Scan the listing below for the word "JSON", then copy each line that has it.

BEGIN EXERCISE DATA

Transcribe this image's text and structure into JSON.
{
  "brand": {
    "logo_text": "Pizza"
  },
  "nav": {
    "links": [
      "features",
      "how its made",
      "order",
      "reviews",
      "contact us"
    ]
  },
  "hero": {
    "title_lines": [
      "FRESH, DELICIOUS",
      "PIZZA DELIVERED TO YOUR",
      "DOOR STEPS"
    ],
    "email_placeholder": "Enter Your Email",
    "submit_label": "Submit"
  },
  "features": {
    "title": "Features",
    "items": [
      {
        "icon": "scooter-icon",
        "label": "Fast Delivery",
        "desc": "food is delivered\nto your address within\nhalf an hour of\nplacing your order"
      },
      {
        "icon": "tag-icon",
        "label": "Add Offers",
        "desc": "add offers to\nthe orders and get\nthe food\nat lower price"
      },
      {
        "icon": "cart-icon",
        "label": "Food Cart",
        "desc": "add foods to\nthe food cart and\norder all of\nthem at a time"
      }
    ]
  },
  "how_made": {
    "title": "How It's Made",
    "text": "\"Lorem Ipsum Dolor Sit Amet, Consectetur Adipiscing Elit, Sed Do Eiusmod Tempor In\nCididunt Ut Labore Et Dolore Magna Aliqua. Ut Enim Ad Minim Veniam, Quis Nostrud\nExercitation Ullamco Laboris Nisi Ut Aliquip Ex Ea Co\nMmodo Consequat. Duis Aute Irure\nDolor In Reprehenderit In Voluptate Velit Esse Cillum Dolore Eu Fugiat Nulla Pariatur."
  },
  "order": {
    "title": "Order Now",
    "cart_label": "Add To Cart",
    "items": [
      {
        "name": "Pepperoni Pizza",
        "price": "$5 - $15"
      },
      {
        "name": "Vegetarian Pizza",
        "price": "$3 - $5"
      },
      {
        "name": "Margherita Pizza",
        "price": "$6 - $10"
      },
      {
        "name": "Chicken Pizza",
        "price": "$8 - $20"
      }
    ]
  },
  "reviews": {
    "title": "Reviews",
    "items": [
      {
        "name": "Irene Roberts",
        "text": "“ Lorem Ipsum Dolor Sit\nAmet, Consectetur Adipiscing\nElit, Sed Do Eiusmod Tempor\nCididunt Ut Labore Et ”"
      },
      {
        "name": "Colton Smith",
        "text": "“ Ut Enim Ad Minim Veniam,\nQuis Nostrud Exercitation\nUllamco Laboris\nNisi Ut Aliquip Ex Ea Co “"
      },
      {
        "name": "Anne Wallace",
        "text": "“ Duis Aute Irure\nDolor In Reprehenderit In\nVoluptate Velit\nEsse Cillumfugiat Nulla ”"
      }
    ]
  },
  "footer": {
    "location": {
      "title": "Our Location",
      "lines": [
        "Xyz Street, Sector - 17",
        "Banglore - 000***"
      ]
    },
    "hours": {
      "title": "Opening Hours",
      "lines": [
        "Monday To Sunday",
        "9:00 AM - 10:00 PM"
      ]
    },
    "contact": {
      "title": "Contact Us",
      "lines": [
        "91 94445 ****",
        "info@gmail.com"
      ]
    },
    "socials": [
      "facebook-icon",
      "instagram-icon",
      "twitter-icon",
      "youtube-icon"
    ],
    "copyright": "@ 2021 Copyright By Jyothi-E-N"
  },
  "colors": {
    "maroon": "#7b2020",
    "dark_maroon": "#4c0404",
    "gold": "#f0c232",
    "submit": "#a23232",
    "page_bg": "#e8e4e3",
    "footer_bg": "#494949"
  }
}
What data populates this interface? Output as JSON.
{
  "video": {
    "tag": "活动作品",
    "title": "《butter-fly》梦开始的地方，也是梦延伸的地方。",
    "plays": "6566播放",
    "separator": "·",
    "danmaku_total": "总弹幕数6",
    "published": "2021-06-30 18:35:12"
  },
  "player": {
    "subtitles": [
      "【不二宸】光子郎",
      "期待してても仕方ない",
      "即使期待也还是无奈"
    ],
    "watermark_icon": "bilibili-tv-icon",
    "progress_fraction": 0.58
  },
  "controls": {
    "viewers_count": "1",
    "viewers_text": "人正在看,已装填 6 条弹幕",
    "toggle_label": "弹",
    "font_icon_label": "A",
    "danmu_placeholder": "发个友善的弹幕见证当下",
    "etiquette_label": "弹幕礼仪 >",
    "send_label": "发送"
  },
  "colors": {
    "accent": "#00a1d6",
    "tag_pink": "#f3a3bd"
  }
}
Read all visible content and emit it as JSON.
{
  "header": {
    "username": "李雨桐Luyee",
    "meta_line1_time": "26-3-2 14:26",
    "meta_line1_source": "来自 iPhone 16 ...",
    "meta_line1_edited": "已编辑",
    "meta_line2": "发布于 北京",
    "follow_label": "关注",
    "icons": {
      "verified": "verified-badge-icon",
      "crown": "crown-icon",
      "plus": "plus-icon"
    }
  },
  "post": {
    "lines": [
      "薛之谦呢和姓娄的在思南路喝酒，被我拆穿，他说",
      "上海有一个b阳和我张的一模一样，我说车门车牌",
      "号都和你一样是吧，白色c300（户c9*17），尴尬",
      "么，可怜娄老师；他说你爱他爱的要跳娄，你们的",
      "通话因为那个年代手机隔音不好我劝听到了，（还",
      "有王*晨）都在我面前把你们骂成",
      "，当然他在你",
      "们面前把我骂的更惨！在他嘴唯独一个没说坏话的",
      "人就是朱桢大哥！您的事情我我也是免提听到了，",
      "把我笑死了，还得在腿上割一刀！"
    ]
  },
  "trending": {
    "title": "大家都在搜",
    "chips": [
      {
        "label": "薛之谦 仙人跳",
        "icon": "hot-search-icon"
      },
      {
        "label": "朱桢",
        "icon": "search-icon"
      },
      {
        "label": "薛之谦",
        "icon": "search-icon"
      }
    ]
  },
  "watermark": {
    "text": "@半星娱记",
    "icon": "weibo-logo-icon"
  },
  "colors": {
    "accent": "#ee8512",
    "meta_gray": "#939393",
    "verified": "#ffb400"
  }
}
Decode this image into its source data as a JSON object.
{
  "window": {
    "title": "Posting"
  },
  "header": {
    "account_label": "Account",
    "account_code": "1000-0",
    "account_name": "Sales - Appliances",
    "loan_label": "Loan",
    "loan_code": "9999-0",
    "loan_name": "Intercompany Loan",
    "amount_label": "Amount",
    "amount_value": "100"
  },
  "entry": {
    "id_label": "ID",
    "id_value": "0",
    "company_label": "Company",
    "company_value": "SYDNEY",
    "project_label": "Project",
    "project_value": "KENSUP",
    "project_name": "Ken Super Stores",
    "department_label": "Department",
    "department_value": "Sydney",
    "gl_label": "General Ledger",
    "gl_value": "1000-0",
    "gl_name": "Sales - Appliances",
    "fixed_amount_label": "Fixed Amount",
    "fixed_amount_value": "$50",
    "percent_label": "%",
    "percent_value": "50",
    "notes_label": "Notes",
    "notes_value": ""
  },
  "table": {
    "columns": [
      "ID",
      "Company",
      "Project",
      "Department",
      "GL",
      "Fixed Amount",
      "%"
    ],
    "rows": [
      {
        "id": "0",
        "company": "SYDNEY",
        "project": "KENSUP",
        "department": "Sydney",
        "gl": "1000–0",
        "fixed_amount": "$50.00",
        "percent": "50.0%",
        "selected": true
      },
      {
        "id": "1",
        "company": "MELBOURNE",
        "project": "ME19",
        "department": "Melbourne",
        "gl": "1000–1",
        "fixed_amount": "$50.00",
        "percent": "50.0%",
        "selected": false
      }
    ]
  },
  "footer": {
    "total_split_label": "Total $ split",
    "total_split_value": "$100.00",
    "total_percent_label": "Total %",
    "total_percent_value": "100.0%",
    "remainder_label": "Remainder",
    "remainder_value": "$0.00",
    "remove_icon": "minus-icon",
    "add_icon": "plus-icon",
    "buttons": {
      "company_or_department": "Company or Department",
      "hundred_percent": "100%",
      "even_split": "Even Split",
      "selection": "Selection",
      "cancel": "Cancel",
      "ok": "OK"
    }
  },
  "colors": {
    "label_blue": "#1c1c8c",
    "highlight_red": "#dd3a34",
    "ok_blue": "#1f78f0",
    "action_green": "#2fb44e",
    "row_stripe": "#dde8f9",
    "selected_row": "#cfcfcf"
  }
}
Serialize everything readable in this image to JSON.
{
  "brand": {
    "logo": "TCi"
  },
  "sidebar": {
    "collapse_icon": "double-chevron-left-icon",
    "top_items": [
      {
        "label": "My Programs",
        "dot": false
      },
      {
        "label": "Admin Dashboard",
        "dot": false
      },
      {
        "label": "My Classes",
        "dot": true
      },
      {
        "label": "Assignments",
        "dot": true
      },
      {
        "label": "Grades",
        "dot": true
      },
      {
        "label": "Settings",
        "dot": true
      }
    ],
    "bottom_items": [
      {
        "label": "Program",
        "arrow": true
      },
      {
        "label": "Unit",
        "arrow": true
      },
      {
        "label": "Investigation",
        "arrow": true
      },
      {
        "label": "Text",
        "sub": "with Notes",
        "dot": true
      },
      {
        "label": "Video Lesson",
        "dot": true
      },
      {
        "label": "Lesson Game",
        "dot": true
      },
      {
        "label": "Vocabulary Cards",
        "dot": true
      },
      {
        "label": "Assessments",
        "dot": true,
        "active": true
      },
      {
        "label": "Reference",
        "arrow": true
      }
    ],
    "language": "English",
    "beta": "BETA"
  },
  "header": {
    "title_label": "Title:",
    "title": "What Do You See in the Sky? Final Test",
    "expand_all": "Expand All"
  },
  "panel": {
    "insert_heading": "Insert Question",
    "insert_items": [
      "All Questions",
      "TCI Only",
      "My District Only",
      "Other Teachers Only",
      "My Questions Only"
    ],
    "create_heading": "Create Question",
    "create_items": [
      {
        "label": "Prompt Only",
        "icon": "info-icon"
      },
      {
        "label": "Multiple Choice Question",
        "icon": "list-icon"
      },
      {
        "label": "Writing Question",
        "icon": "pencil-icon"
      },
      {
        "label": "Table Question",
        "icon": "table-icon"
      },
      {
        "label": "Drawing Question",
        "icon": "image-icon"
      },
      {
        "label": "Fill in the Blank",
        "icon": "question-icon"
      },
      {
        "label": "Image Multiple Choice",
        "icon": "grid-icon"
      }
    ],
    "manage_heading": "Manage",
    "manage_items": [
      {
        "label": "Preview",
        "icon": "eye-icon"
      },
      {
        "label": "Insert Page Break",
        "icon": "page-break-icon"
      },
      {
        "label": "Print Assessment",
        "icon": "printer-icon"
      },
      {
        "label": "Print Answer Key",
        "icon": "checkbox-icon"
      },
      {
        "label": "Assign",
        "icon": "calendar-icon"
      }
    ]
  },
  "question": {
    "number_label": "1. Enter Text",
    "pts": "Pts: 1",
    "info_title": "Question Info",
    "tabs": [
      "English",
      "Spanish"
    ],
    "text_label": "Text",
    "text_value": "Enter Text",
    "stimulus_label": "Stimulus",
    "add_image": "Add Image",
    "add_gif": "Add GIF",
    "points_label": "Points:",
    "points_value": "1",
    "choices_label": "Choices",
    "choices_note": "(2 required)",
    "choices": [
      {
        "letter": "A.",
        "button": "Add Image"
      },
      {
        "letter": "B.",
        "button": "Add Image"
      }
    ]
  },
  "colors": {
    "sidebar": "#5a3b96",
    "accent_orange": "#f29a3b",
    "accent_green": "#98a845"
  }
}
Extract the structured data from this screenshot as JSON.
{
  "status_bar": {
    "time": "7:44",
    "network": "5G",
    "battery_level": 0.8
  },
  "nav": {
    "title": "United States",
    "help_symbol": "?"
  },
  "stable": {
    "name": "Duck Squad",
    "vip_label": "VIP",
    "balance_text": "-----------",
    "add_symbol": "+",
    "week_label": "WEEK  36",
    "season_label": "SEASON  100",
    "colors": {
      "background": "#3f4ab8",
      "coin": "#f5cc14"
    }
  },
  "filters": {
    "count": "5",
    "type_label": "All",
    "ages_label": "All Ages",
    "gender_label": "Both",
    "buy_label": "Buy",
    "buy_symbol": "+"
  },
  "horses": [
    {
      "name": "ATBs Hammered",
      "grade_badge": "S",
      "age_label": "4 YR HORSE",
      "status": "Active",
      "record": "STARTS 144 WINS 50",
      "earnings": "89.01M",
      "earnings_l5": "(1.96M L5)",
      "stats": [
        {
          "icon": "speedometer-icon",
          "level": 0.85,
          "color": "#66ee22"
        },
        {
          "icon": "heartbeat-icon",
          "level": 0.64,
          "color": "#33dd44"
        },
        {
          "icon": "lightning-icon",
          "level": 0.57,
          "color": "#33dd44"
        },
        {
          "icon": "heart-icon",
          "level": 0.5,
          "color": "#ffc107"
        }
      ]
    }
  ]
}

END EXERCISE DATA

▶ [TASK RESPONSE]
Transcribe this image's text and structure into JSON.
What data populates this interface? Output as JSON.
Read all visible content and emit it as JSON.
Decode this image into its source data as a JSON object.
Serialize everything readable in this image to JSON.
Extract the structured data from this screenshot as JSON.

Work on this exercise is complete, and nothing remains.